Efficacy and Safety Study of Dexmedetomidine as an Additive to Local Anesthetics in Shoulder Surgery
The purpose of this study is to test the efficacy and safety of dexmedetomidine added to ropivacaine in patients undergoing shoulder surgery.
|Study Design:||Allocation: Randomized
Endpoint Classification: Safety/Efficacy Study
Intervention Model: Parallel Assignment
Masking: Double Blind (Subject, Caregiver, Outcomes Assessor)
Primary Purpose: Treatment
|Official Title:||The Efficacy and Safety of Dexmedetomidine as an Additive to Ropivacaine for Interscalene Brachial Plexus Blocks for Shoulder Surgery|
- Efficacy of dexmedetomidine in perineural application [ Time Frame: 24 hrs ] [ Designated as safety issue: No ]The time until the patient describes the blockade as completely gone will be analysed and compared between the groups.
- Safety of dexmedetomidine in perineural application [ Time Frame: 30 days ] [ Designated as safety issue: Yes ]Any serious and/or unexpected adverse (AE) events will be assessed on an individual basis by the Principal Investigator and the DSMB. After the first twenty subjects (10 controls and 10 receiving study agent) have completed the study, the data will be reviewed. Provided the DSMB determines the initial safety is established, enrollment will proceed until a total of 62 subjects (31 subjects/group) have been accrued.
- Analgesia [ Time Frame: first 24-48 hrs ] [ Designated as safety issue: No ]Analgesia will be assessed based on postoperative pain scores
- Onset of sensory blockade [ Time Frame: every 3 minutes for the first 21 minutes ] [ Designated as safety issue: No ]The subject's sensory function will be measured every 2 minutes for the first 20 minutes, until the loss of sensory function in the dermal distribution of the shoulder.
- Duration of motor blockade [ Time Frame: first 24-48 hrs ] [ Designated as safety issue: No ]The time to return of motor strength will be recorded in the subject's postoperative course.
- Opioid-induced side effects [ Time Frame: first 24-48 hrs ] [ Designated as safety issue: No ]Opioid-induced side effects will be recorded in the subject's postoperative course.
|Study Start Date:||March 2012|
|Study Completion Date:||November 2012|
|Primary Completion Date:||November 2012 (Final data collection date for primary outcome measure)|
Experimental: ropivacaine + dexmedetomidine
This group represents the standard of care drug (ropivacaine) plus the new additive to be studied (dexmedetomidine)
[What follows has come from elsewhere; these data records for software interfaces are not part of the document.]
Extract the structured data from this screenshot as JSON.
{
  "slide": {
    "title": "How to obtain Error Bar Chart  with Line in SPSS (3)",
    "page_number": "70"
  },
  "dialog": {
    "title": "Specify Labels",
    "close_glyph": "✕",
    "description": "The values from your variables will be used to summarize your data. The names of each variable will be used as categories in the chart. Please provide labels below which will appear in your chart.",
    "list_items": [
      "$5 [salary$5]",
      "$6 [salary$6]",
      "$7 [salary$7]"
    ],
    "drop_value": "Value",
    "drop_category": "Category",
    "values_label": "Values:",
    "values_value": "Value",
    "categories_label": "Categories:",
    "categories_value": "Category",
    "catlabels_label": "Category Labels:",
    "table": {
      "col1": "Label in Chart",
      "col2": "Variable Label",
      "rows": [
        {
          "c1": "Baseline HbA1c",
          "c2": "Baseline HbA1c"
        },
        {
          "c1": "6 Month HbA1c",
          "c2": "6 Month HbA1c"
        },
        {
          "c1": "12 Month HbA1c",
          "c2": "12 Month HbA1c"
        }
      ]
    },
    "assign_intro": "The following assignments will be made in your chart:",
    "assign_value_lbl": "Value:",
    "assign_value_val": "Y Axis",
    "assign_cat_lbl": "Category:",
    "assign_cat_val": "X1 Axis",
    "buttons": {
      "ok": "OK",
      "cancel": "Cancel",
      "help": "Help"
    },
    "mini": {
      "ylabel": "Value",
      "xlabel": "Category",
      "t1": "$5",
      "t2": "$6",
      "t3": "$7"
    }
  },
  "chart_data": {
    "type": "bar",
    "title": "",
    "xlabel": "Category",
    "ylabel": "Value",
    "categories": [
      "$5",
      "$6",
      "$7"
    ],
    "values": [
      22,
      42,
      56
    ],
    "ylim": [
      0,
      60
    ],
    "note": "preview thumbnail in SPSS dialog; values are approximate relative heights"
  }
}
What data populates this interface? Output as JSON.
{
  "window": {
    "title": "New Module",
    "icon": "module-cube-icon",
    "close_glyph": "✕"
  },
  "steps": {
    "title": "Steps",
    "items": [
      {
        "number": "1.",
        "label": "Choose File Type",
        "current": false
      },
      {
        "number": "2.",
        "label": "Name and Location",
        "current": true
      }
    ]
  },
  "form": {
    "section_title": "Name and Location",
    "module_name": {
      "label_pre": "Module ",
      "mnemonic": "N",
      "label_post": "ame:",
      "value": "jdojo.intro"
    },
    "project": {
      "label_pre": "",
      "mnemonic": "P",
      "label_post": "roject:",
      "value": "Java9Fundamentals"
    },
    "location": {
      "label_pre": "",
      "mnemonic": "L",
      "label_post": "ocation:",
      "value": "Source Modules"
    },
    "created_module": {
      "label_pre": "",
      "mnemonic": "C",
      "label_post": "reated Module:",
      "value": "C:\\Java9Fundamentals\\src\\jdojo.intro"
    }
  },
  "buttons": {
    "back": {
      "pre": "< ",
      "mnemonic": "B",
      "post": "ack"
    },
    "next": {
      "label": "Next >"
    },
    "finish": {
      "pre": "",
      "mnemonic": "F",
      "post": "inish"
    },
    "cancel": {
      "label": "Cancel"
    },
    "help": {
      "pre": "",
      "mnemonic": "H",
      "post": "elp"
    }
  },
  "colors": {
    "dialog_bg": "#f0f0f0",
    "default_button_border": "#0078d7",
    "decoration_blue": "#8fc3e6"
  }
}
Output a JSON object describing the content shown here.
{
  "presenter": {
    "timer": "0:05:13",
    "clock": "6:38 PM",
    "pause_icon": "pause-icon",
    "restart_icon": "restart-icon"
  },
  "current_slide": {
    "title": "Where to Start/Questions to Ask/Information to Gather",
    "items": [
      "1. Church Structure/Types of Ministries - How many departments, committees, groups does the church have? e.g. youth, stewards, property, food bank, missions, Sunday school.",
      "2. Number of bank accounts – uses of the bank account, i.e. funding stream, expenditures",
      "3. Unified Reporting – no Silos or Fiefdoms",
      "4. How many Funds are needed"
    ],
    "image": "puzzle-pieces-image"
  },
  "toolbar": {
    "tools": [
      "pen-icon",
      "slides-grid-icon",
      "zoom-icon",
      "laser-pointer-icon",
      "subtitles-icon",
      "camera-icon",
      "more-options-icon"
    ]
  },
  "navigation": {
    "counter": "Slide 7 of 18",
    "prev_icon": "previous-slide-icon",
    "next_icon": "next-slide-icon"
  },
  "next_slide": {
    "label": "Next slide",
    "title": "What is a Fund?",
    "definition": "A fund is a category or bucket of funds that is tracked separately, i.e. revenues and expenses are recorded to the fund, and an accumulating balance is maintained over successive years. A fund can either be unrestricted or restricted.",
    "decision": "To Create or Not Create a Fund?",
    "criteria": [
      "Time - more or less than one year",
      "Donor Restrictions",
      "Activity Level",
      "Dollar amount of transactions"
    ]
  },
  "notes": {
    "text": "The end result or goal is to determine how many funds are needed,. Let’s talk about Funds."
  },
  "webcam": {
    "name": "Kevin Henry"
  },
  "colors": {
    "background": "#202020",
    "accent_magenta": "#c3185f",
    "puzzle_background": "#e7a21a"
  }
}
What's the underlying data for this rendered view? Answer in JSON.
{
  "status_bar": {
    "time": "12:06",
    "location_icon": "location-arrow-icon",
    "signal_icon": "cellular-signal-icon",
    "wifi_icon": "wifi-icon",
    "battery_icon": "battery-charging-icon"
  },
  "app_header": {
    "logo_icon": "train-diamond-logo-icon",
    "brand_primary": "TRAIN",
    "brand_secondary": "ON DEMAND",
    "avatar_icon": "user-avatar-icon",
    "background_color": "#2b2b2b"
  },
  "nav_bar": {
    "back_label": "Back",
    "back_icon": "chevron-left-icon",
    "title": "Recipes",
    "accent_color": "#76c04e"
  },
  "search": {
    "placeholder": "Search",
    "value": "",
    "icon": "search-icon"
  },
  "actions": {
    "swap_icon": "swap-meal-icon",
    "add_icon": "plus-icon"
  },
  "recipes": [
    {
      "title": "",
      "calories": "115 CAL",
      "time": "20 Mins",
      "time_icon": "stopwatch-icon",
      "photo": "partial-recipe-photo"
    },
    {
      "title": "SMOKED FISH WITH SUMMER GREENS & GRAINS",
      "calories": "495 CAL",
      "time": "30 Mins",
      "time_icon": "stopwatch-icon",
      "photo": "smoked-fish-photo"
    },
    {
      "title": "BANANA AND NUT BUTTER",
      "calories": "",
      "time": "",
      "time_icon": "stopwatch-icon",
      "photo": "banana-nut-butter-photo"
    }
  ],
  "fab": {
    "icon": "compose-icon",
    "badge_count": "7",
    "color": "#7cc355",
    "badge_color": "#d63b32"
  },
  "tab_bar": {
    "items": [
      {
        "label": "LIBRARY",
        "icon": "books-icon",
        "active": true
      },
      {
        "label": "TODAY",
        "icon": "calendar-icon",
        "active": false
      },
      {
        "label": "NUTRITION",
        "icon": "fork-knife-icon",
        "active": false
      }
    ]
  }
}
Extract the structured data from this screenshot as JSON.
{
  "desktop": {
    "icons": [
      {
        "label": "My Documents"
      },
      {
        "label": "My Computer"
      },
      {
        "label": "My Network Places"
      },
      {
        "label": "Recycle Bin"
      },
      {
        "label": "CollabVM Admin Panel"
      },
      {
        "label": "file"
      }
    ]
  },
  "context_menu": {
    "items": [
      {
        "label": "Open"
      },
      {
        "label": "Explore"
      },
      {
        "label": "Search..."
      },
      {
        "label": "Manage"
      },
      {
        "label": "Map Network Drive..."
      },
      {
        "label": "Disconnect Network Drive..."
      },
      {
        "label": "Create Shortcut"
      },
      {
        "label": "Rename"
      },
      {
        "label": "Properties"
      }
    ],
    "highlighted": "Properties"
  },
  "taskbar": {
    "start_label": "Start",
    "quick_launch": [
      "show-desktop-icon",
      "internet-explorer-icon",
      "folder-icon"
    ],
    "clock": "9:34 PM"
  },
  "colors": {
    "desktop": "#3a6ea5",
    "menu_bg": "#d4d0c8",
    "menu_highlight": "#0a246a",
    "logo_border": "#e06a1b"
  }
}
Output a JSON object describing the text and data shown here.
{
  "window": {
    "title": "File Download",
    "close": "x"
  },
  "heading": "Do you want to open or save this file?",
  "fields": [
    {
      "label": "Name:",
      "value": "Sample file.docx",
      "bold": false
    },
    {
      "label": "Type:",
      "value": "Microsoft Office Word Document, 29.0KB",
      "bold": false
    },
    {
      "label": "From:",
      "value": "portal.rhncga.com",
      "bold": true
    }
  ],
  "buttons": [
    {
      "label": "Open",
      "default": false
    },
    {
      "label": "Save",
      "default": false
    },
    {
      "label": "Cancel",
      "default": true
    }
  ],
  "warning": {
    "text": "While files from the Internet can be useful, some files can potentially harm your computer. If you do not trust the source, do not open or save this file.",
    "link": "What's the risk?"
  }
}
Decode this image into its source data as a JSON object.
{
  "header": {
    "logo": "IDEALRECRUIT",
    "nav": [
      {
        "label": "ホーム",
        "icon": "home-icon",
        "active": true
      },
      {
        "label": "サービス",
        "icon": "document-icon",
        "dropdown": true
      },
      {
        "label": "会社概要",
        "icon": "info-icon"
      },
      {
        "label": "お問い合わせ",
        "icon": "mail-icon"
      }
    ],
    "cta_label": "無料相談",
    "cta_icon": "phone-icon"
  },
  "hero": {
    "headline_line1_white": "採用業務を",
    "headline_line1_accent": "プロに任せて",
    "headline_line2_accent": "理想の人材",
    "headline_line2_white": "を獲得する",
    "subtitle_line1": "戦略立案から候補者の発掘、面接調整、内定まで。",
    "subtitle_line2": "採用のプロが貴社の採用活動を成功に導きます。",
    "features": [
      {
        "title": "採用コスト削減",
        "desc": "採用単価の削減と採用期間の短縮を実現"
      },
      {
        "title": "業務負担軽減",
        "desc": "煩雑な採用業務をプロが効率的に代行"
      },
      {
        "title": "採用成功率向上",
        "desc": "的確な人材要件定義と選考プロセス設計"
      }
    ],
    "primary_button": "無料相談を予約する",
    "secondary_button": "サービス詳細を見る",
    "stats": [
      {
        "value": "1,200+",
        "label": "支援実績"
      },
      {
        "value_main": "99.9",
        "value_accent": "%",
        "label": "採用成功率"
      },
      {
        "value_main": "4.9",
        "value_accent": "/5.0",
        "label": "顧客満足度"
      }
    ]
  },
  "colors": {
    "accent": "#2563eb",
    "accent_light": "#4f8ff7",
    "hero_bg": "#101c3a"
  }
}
ropivacaine 100 mg + 150 mcg dexmedetomidine, single shot perineural application
Active Comparator: ropivacaine + saline
This group represents the current standard of care in peripheral nerve blockade
ropivacaine + saline placebo, single shot perineural application
Peripheral nerve blocks are used throughout the world in lieu of general anesthesia and, more commonly, to provide analgesia and opioid sparing in the postoperative course. Long acting local anesthetics, such as ropivacaine, can provide analgesia for 11.5 ± 5 hours. This leads to many patients reporting their first pain in the evening and nighttime hours when access to healthcare providers and support is most limited. A number of additives to local anesthetics have been studied in humans with limited success. Recent work by a group in Michigan found a dose dependent increase in the duration of analgesia to a thermal stimulus when dexmedetomidine was added to ropivacaine for sciatic nerve blocks in rat.
The goal of the study is to investigate the safety and efficacy of dexmedetomidine added to ropivacaine for interscalene brachial plexus nerve block for shoulder surgery in humans. Provided the initial safety can be established, the trial will continue to evaluate secondary goals including the duration of analgesia, onset of sensory and motor blockade, and opioid-induced side effects. Tertiary outcomes will include subject satisfaction.
|Paracelsus Medical University, Department of Anesthesiology, Perioperative and Intensive Care Medicine|
|Salzburg, Austria, 5020|
|Principal Investigator:||Peter Gerner, MD||Paracelsus Medical University Salzburg, Department of Anesthesiology|